Multiply this situation by millions – many citizens are now hooked on opiates – and one can see how this particular demographic could force a single-payer Medicare expansion into near-future reality.
While I was researching this article, it was obvious that
the “facts” coming from sites linked – in one way or another – to private insurance companies were quite different from those emanating from neutral sources.
The insurance-linked information sites apprised the cost at $32 trillion while the neutral sites announced it would actually lower costs. The truth often lies at the midpoint, a hefty sum indeed. But our current direction, and the soon-to-be-announced Obamacare Lite are simply untenable.
Limiting Congressional health-care benefits to their own
plan for the rest of us would be a start. But don’t expect a sitting Congressman to write that bill. And now Republicans are replicating the major mistake Obama committed in his first term, which was to push a secret backroom inviable bill into law while briefly holding the majority and babbling they’d better pass it first so “you can see what’s in it” later.
Fast forward to today and it turns out that the ACA is actually a step above what the current Trumpcare plan offers the truly needy, a plan that boils down to “the rich get richer”.
An alternate path – leading away from the debacle of Obamacare/ Trumpcare – is fairly simple and workable: expand Medicare using a single payer plan while dropping Medicaid altogether.
“So what is single-payer health care? Essentially it involves expanding the present Medicare system to cover everyone and eliminating private insurance (with the claimed accompanying savings of hundreds of billions of dollars).
"Additional features would include the absence of means testing, no concern for pre-existing conditions, the restoration of independent doctors and hospitals who negotiate with Medicare and would be chosen freely by consumers and one public agency processing and paying bills.
“Because it would be unneeded with this system in place, the present Medicaid program for the indigent and its associated administrative costs would be eliminated. Proponents suggest that costs could be contained and quality maintained through more efficient review by the single insurer. Costs would be financed through a progressive income tax.”
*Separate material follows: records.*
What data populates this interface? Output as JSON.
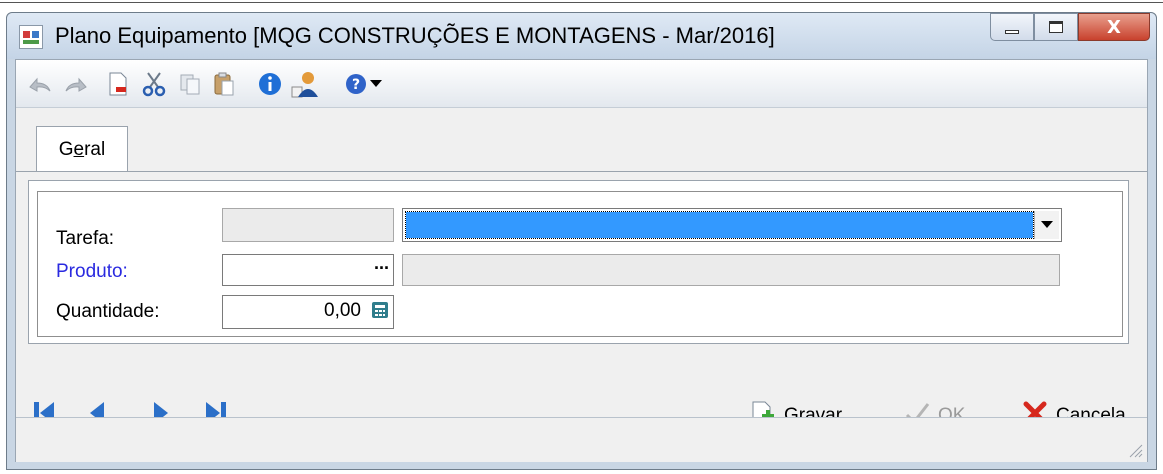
{
  "window": {
    "title": "Plano Equipamento [MQG CONSTRUÇÕES E MONTAGENS - Mar/2016]",
    "close_label": "X"
  },
  "toolbar": {
    "icons": [
      "undo-icon",
      "redo-icon",
      "delete-document-icon",
      "cut-icon",
      "copy-icon",
      "paste-icon",
      "info-icon",
      "user-icon",
      "help-icon",
      "dropdown-arrow-icon"
    ]
  },
  "tabs": [
    {
      "label_pre": "G",
      "label_u": "e",
      "label_post": "ral"
    }
  ],
  "form": {
    "tarefa_label": "Tarefa:",
    "produto_label": "Produto:",
    "produto_button": "...",
    "quantidade_label": "Quantidade:",
    "quantidade_value": "0,00"
  },
  "actions": {
    "gravar": {
      "u": "G",
      "rest": "ravar"
    },
    "ok": {
      "u": "O",
      "rest": "K"
    },
    "cancela": {
      "u": "C",
      "rest": "ancela"
    }
  },
  "colors": {
    "selection": "#3399ff",
    "nav_blue": "#2b6fc8",
    "link_blue": "#2a2ae0",
    "cancel_red": "#d6281e"
  }
}
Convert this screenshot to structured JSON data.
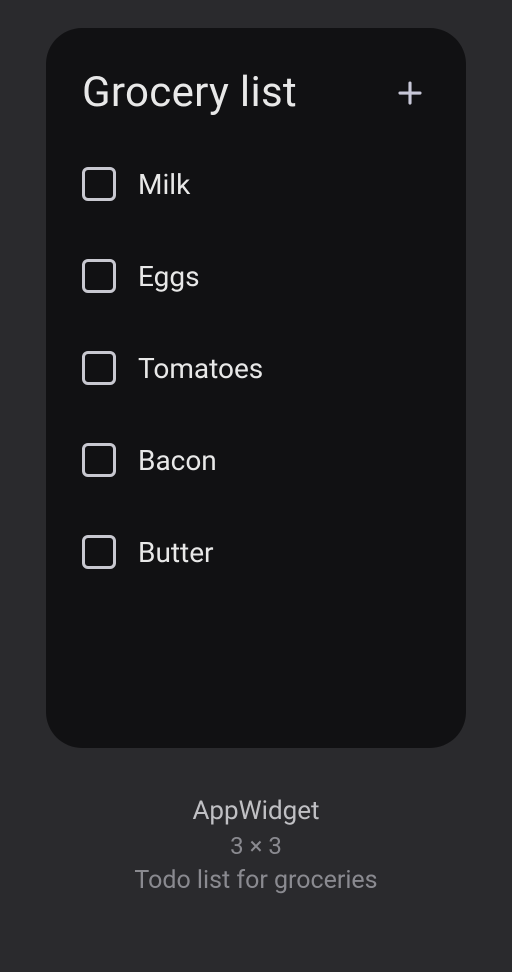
{
  "widget": {
    "title": "Grocery list",
    "items": [
      {
        "label": "Milk"
      },
      {
        "label": "Eggs"
      },
      {
        "label": "Tomatoes"
      },
      {
        "label": "Bacon"
      },
      {
        "label": "Butter"
      }
    ]
  },
  "info": {
    "title": "AppWidget",
    "size": "3 × 3",
    "description": "Todo list for groceries"
  }
}
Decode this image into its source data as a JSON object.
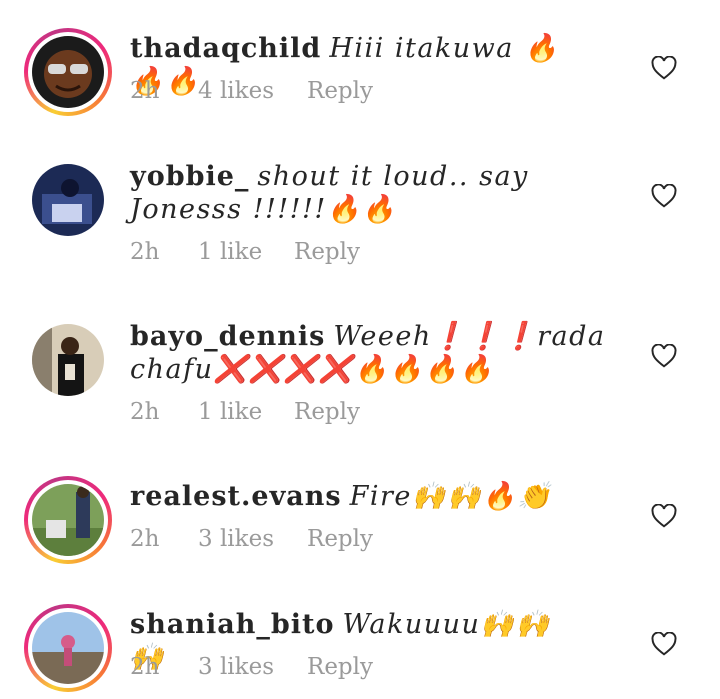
{
  "comments": [
    {
      "username": "thadaqchild",
      "text": "Hiii itakuwa 🔥🔥🔥",
      "time": "2h",
      "likes": "4 likes",
      "reply": "Reply"
    },
    {
      "username": "yobbie_",
      "text": "shout it loud.. say Jonesss !!!!!!🔥🔥",
      "time": "2h",
      "likes": "1 like",
      "reply": "Reply"
    },
    {
      "username": "bayo_dennis",
      "text": "Weeeh❗❗❗rada chafu❌❌❌❌🔥🔥🔥🔥",
      "time": "2h",
      "likes": "1 like",
      "reply": "Reply"
    },
    {
      "username": "realest.evans",
      "text": "Fire🙌🙌🔥👏",
      "time": "2h",
      "likes": "3 likes",
      "reply": "Reply"
    },
    {
      "username": "shaniah_bito",
      "text": "Wakuuuu🙌🙌🙌",
      "time": "2h",
      "likes": "3 likes",
      "reply": "Reply"
    }
  ],
  "icons": {
    "like": "heart-outline-icon"
  }
}
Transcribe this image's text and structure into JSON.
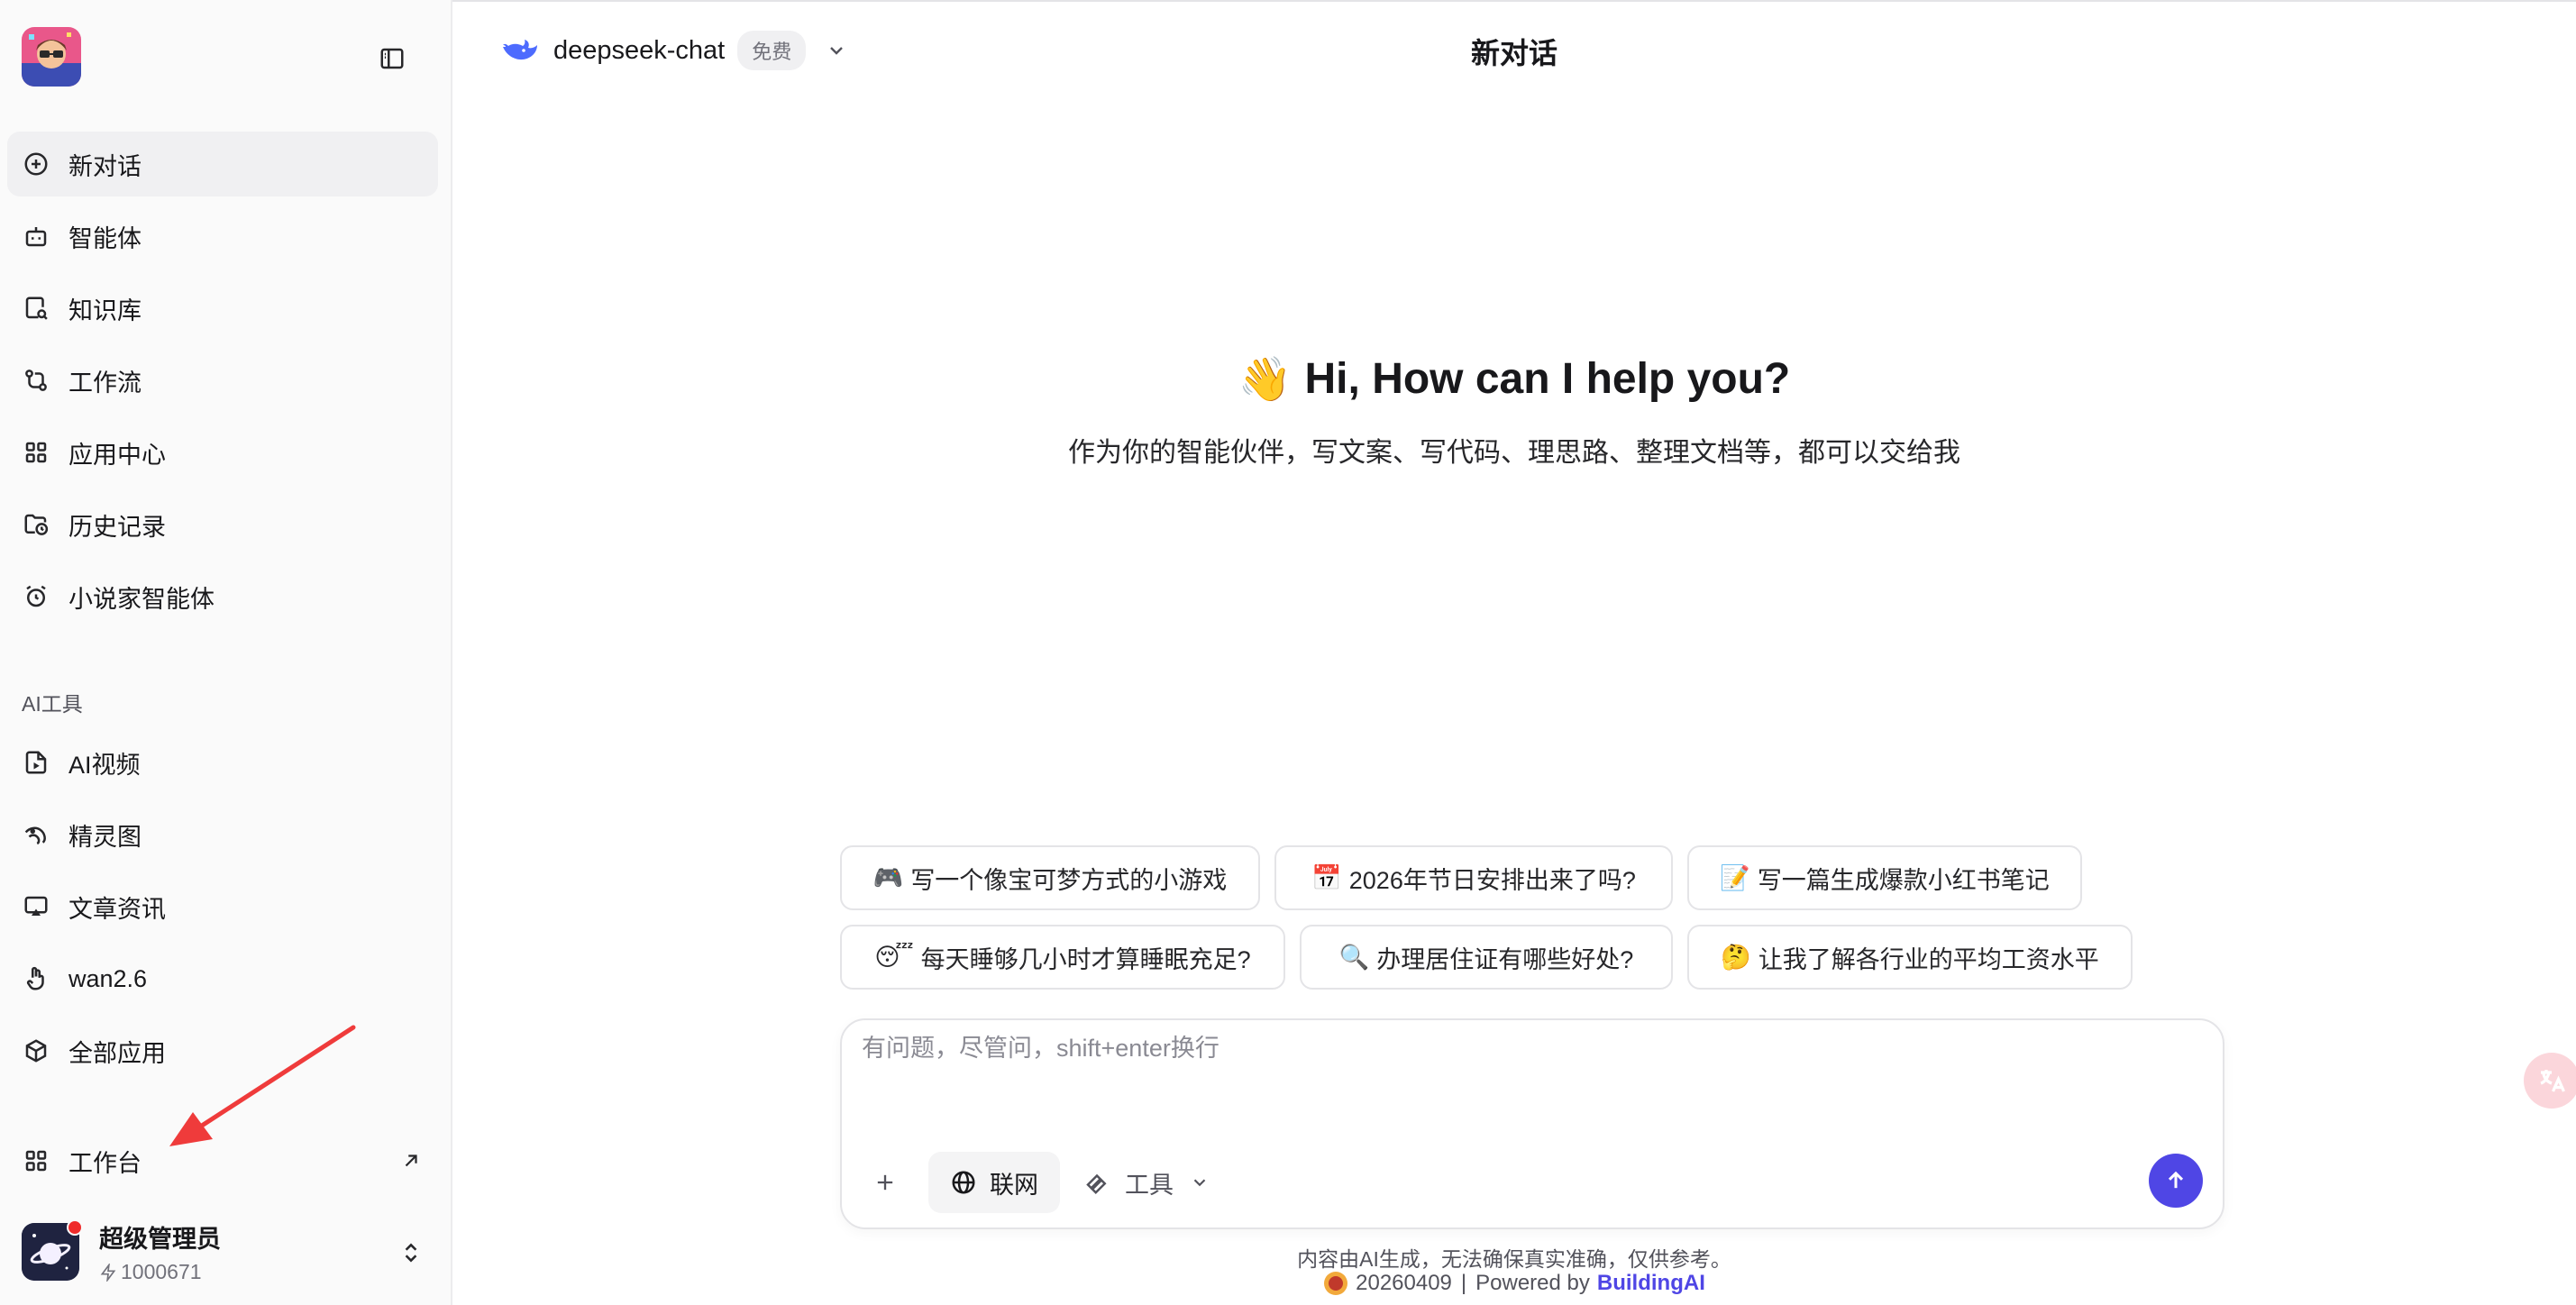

Sounds good, aye? Well, unless you’re a millionaire and break in to a cold sweat at the clause “costs would be financed through a progressive income tax”.
Like me, you’re probably reading between the lines here.When “eliminating private insurance” pops out, one’s mind – if the slightest bit of pragmatism is embedded there – questions the odds of cash actually drying up in the UnitedHealth, Kaiser, Humana, Aetna, and Cigna Rivers.
“In the 2012 election cycle, the insurance industry contributed a record $58.7 million to federal parties and candidates as well as outside spending groups. Of the nearly $55 million that went to parties and candidates, 68 percent went to Republicans, who have long been the recipients of most of this category's giving.”
Admittedly, private insurance companies may suffer at first with a single-payer plan, but people with cash would buy supplemental insurance beyond Medicare basics and sustain the industry; jobs would shift to government positions aimed at administrating the new system and would therefore mitigate unemployment.
With the GOP in power, we’ll likely get Obamacare Light if they can scrape up the Senate votes, which fattens the coffers of the already-wealthy while neglecting the truly needy.
However, the worm may turn in 2018, and if a new Congress actually functions, we’ll be able to bring down costs and increase quality with a single-payer Medicare expansion while simultaneously closing the income gap.